(Photo: Sven Benediktusson. Pictured: Rebecca Gilman and Mayor Keith Carlson of Lindstrom, MN)
Sven Benediktusson and I received a Global Connections grant to conduct research for The Emigrant Project, a documentary play we are creating together. The play is inspired by Wilhelm Moberg’s novel, The Emigrants. The novel tells the story of Karl Oskar and Kristina Nilsson, who flee the poverty and religious oppression of nineteenth-century Sweden and come to the United States to live in the “promised land.”
Our play will examine whether or not the idea of the American Dream still holds. We also want to examine political trends in Sweden, where a new conservatism (both political and economic) is on the rise, and the country is beginning to question how much they are willing to pay for their welfare state.

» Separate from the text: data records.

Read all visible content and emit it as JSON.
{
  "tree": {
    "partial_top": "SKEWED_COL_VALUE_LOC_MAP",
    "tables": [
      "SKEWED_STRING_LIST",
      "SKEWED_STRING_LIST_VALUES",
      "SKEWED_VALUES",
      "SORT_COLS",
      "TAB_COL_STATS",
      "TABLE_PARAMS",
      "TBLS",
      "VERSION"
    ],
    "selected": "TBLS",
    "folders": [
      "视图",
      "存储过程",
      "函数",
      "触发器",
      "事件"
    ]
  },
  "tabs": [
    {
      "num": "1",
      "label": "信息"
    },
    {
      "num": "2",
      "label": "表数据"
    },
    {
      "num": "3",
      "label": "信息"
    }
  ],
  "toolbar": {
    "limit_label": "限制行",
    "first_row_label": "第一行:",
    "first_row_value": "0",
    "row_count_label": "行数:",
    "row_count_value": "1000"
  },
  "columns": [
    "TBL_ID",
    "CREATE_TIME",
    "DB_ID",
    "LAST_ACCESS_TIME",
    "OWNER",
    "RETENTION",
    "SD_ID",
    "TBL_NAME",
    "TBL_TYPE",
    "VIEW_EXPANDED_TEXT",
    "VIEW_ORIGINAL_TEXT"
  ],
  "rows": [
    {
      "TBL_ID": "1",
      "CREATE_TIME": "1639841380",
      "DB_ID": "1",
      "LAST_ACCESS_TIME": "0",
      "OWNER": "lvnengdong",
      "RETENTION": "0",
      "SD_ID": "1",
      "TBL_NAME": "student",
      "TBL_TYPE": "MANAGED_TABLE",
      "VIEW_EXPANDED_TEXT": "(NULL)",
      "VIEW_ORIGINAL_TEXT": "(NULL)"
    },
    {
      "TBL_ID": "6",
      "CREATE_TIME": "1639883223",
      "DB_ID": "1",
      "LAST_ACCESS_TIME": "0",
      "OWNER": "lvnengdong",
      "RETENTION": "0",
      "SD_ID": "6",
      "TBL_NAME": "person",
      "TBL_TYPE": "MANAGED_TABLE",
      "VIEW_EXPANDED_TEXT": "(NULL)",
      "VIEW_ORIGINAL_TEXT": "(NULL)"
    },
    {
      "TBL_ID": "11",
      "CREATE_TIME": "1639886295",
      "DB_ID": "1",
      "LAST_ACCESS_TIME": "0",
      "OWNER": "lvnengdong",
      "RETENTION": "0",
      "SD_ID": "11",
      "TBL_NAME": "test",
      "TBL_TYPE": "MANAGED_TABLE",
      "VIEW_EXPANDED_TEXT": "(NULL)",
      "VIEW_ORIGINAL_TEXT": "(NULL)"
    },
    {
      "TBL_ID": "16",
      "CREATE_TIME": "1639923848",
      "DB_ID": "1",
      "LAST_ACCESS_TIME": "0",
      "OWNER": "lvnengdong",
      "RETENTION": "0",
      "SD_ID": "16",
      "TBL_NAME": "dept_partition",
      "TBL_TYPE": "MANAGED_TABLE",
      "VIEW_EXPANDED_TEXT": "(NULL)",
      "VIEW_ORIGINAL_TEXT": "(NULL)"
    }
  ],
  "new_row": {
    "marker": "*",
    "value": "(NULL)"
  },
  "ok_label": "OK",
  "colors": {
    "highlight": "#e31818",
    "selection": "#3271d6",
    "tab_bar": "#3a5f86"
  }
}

Every year, the city of Lindstrom, MN hosts a festival called “Karl Oskar Days” to celebrate the fictional characters who made their home there. And every year, the city of Växjö, Sweden hosts its own “Karl Oskar Days” to celebrate the Swedes who left the country to find their fortunes in the United States. Our grant provided funds so that Sven could travel with me to Lindstrom, and I could go with him to Växjö, to conduct interviews for the The Emigrant Project. We wanted to know from people in both countries, “what do we expect from the country we live in? What does our country demand of us in return?”

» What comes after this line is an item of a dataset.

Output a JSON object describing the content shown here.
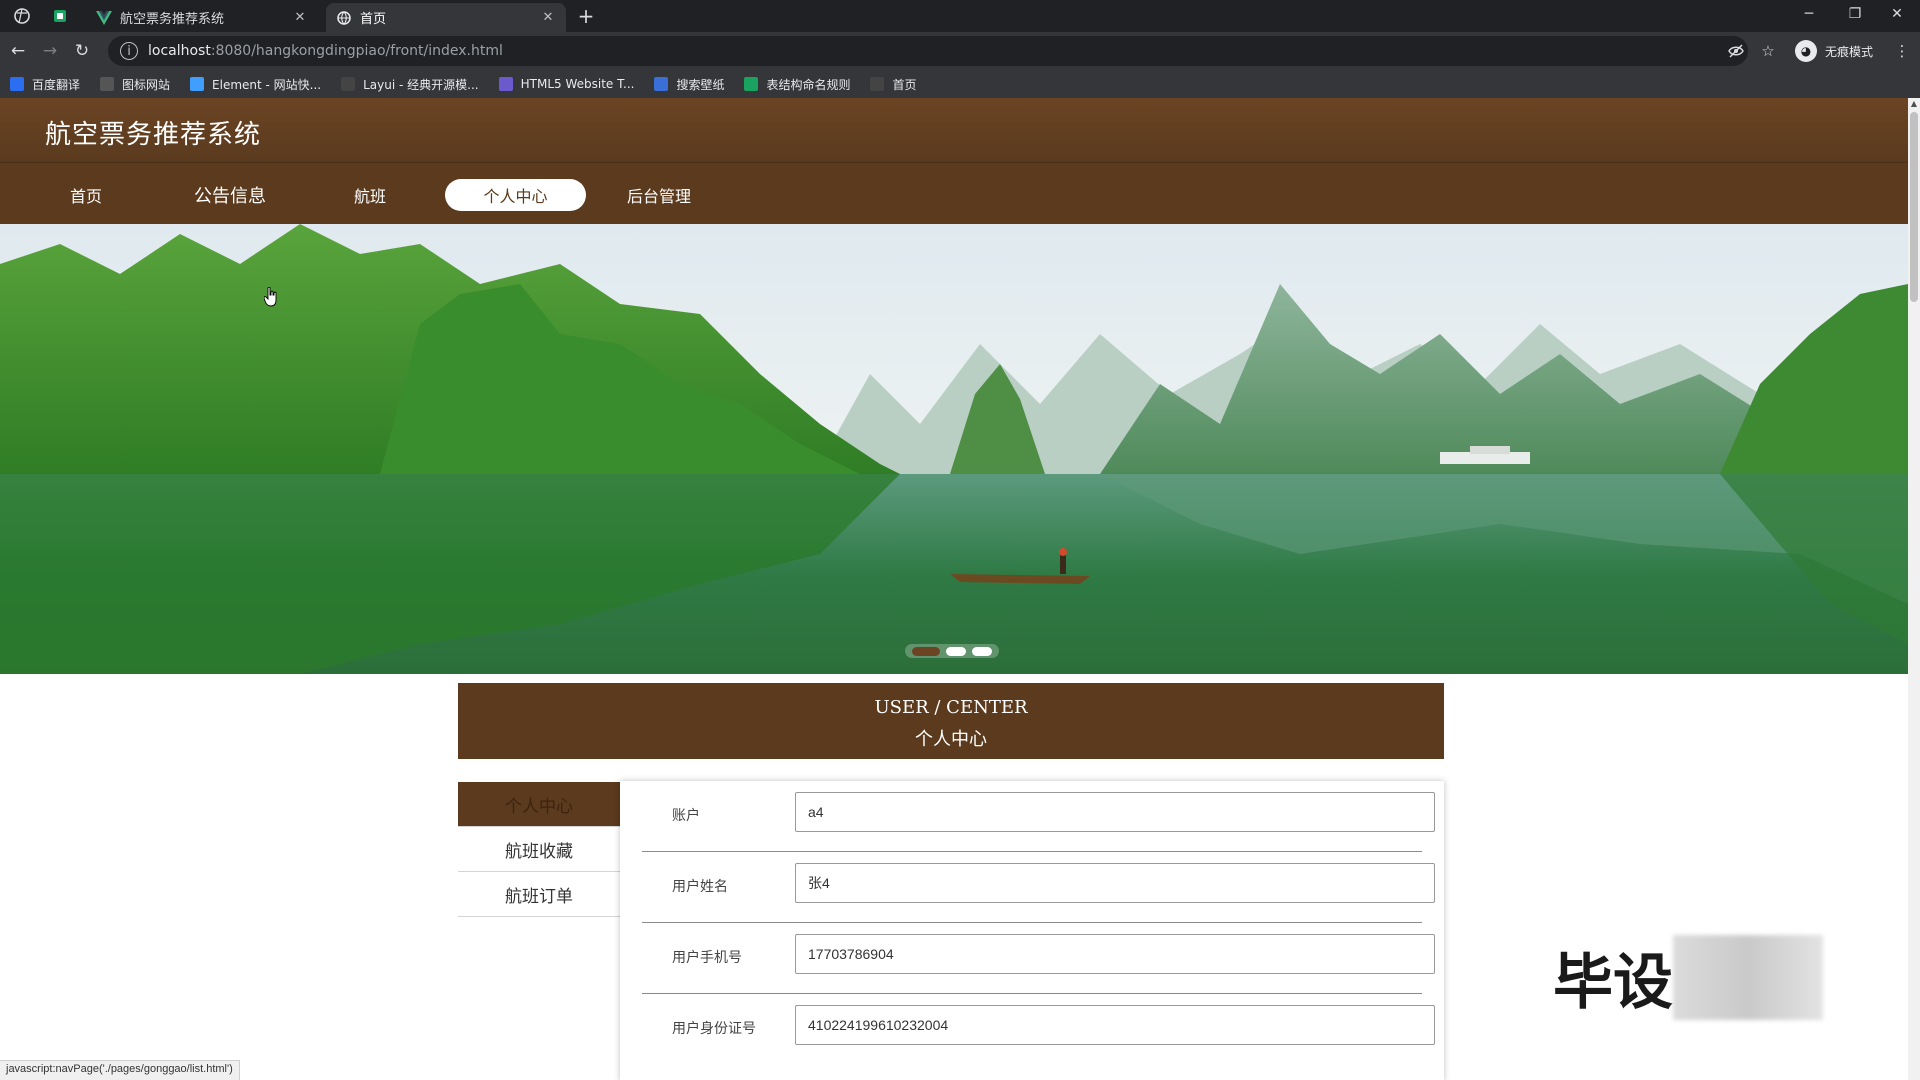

A highlight of our interviews in Lindstrom was the long conversation we had with Lindstrom’s mayor, Keith Carlson. Mayor Carlson is a third-generation mayor and a direct descendant of the first settlers of Lindstrom. Both Sven and I were struck by Mayor Carlson’s reaction to the growing anti-government sentiment in the United States. He spoke with great conviction and emotion of his bafflement at the angry rhetoric directed toward government. His reflections on government and its responsibilities will be a central theme in our play.
The benefits of the Global Connections grant are almost indescribable. It is difficult to convey how inspiring it was to spend meaningful time in both the United States and Sweden with Sven. The travelling we did generated discussion, fierce arguments and a good deal of laughter. As we create our play, we’ll draw from our research and our interviews, but we’ll also draw from our separate impressions of place, and of each other. I began to see us both as emissaries from our own cultural point of view, so that even the most banal exchanges started to seem loaded with potential meaning. Neither of us is representative of our entire country, of course, but as artists we have to make abstract ideas human, and spending time traveling with Sven was an essential way of beginning that process.
We plan to meet again in Sweden in the spring of 2012 to continue our work on the play. None of this could have happened without our being on the road together. I think this is a terrific way to work!
Global Connections is funded by The Andrew W. Mellon Foundation. To learn more about the Global Connections program, click here.
Rebecca Gilman is a Chicago-based playwright whose work includes Dollhouse, Spinning Into Butter, Boy Gets Girl, Blue Surge (all of which premiered at Chicago’s Goodman Theatre), and The Glory of Living.